One way to build patient trust is to communicate with patients simply. Giving them information that is useful and plain-spoken without compromising regulatory guidelines can go a long way in developing a strong relationship with patients. Because of the risk-averse environment we live in, we have surrounded ourselves with complex language that is meant to protect the patient, the provider, and the company. In the process, we’ve forgotten that the very customer who could benefit from the brands we market can’t understand what we’re trying to communicate. This complex approach to communication only leads to misunderstandings and distrust.
Some companies have identified this issue and are working to help patients better understand their healthcare. For example, Bristol-Myers Squibb launched an initiative called UPL, or universal patient language, in an effort to explain medical terms simply. The pharma company brought in patients and asked them to participate in several working sessions, leading to a set of seven principles for creating content that is easier to understand and learn. The end result is greater patient trust and a stronger relationship.
To ensure more authentic interactions between patients and life sciences companies, patients need to be included at every step of the way, from clinical trial planning to post-approval marketing to the development of patient support programs and beyond. For this purpose, establishing patient advisory boards for gathering insights and getting the patients’ point-of-view is invaluable.
Importantly, these interactions must be ongoing and frequent, rather than “one-offs.” The patient advisors should ideally be demographically diverse to allow for multiple perspectives to be shared. If travelling to in-person consultancy meetings is not feasible due to the patient advisors’ health or busy schedules, moving the conversation online using a secure space where the advisors can contribute on their own time is a highly effective option. Alternatively, if choosing to conduct yearly or twice-yearly in-person meetings, this helps fill the “white space” between these meetings and prepare the advisors for what will be discussed.

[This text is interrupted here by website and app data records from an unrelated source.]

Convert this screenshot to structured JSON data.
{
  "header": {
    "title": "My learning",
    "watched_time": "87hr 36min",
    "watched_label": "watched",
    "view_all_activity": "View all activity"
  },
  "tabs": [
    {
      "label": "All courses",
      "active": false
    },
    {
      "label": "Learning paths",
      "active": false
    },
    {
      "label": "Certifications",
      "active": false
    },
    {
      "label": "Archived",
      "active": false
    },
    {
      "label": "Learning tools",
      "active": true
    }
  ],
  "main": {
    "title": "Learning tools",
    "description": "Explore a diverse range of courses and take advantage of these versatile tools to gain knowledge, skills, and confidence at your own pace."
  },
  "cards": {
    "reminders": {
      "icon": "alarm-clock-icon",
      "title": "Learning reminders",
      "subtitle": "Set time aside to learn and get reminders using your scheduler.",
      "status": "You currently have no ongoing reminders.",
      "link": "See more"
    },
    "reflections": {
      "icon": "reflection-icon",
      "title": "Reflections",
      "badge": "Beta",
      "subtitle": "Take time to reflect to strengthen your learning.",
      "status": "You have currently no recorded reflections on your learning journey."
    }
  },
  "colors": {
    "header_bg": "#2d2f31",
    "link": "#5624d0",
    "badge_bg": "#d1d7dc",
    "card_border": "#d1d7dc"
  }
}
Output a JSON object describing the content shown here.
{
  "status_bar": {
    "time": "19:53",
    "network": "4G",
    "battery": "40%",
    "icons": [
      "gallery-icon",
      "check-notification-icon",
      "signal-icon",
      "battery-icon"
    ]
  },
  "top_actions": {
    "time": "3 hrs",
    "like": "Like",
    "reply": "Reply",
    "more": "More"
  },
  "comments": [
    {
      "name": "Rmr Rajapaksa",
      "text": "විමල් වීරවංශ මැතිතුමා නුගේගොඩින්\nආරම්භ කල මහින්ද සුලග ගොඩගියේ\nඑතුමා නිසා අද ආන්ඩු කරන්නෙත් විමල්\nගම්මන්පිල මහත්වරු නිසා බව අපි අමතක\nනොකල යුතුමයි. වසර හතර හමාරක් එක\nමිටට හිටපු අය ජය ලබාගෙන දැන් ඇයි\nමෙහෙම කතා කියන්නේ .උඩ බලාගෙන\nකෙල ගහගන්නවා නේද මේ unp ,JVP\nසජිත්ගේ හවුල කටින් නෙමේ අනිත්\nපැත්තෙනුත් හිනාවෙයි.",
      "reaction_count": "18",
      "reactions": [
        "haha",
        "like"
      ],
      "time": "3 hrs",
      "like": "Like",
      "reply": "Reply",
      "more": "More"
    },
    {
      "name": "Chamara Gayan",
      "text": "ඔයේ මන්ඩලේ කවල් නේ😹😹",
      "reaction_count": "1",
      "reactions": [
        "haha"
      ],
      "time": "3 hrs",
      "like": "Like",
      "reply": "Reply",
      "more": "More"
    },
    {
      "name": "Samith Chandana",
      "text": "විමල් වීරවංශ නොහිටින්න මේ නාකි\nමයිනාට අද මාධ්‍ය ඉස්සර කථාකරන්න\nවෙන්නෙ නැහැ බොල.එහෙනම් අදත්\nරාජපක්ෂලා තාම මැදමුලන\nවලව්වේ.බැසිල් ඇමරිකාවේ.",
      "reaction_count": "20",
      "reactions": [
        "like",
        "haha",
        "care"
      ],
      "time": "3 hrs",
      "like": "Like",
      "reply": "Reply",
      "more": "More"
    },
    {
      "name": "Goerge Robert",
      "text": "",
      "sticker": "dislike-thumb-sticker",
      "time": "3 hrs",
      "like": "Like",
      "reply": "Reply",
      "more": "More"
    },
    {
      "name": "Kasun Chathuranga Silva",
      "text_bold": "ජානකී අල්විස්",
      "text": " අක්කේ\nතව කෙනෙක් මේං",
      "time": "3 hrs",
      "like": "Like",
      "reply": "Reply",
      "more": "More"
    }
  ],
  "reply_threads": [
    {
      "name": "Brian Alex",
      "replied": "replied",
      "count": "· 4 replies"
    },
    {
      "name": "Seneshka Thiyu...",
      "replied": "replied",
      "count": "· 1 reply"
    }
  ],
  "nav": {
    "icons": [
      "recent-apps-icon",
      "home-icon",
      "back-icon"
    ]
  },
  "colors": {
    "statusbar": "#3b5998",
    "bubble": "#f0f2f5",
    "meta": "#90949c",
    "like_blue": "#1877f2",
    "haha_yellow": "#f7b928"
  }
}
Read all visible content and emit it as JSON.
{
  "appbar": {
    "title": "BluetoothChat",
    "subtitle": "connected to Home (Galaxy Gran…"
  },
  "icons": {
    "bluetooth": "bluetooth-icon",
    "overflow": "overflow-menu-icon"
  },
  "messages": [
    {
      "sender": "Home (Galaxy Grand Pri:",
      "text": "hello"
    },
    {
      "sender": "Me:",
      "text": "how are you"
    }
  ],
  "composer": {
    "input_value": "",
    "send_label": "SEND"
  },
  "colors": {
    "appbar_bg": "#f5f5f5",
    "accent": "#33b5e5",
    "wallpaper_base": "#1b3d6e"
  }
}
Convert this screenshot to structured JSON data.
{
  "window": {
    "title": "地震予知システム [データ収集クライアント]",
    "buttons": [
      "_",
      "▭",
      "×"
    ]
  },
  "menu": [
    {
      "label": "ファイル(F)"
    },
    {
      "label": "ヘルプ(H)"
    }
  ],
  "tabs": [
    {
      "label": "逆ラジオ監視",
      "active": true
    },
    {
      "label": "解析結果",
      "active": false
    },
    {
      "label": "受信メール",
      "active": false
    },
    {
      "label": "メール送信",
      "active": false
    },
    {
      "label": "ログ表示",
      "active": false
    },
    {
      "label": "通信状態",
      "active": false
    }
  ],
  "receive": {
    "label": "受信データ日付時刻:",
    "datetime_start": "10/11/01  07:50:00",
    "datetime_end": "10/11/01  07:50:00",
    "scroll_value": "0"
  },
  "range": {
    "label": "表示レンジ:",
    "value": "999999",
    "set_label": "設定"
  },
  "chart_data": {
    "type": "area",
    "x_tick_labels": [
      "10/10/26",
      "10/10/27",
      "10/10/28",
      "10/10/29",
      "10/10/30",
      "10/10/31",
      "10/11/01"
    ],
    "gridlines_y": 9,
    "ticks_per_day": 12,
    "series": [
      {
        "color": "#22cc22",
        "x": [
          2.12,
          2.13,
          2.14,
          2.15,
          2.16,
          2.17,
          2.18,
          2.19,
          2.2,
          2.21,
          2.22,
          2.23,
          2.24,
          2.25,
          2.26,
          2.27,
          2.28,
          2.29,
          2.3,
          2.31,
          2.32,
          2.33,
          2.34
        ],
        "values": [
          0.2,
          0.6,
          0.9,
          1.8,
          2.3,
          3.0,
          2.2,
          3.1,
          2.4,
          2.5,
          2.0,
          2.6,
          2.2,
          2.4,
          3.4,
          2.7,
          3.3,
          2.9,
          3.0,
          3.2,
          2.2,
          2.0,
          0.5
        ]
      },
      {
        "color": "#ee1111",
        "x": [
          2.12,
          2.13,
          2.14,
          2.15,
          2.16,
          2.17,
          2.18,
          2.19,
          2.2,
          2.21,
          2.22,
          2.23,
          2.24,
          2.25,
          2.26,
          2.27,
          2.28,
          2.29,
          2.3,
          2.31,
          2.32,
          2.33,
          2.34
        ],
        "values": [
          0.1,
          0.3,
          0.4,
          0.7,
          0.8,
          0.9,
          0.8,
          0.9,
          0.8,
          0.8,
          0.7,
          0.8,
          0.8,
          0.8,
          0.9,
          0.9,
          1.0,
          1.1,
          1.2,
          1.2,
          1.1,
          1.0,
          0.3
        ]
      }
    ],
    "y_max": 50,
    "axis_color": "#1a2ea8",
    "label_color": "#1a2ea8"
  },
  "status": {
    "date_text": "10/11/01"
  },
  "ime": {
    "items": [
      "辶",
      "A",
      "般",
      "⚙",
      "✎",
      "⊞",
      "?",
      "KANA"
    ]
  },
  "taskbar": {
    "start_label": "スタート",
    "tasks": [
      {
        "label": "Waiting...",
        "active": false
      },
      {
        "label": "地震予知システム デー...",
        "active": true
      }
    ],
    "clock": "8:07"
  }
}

Of course, this is just the starting point: Life sciences and pharma companies then need to actually act on the patient advisors’ suggestions. However, if or when they do, they are almost certain to create more trusting relationships with all of their patients as a result.
In such a regulated environment, it can often seem impossible for healthcare brands to forge real connections with patients, but it is possible and companies who are brave and creative enough to do it will reap the rewards.
My favorite recent example is “Hemophilia: The Musical,” sponsored by BioMarin Pharmaceutical. Kids with hemophilia and other bleeding disorders cannot participate in sports activities—the risk of bleeding from even a minor injury is just too threatening. However, acting is an activity these patients can do, so BioMarin organized a musical about hemophilia featuring a cast of kids who all had bleeding disorders. The event served several purposes: It helped patients communicate to their caregivers (and the public via PR and attendance) what it’s like to have a bleeding disorder; it connected patients as a community; and it put BioMarin at center stage, creating goodwill with the community and making it clear they understand the patient experience. BioMarin is continuing this effort by sponsoring theater workshops for kids with bleeding disorders all over the country.
More brands should boldly break out of the marketing bubble and find ways to authentically interact with their audiences.